**WHAT YOU ARE ASKED TO DO**
Your task is to filter the data below down to the lines holding "Show".

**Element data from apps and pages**

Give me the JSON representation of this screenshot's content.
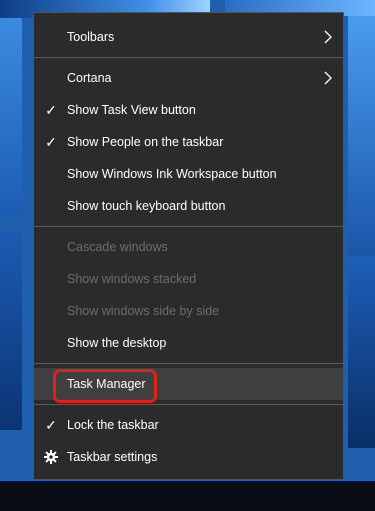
{
  "menu": {
    "items": [
      {
        "label": "Toolbars",
        "submenu": true
      },
      {
        "label": "Cortana",
        "submenu": true
      },
      {
        "label": "Show Task View button",
        "checked": true
      },
      {
        "label": "Show People on the taskbar",
        "checked": true
      },
      {
        "label": "Show Windows Ink Workspace button"
      },
      {
        "label": "Show touch keyboard button"
      },
      {
        "label": "Cascade windows",
        "disabled": true
      },
      {
        "label": "Show windows stacked",
        "disabled": true
      },
      {
        "label": "Show windows side by side",
        "disabled": true
      },
      {
        "label": "Show the desktop"
      },
      {
        "label": "Task Manager",
        "highlighted": true
      },
      {
        "label": "Lock the taskbar",
        "checked": true
      },
      {
        "label": "Taskbar settings",
        "icon": "gear-icon"
      }
    ]
  },
  "colors": {
    "menu_bg": "#2b2b2b",
    "hover_bg": "#3f3f3f",
    "highlight_border": "#e0211b",
    "disabled_text": "#6d6d6d"
  }
}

**RESPONSE AREA**
        "label": "Show Task View button",
        "label": "Show People on the taskbar",
        "label": "Show Windows Ink Workspace button"
        "label": "Show touch keyboard button"
        "label": "Show windows stacked",
        "label": "Show windows side by side",
        "label": "Show the desktop"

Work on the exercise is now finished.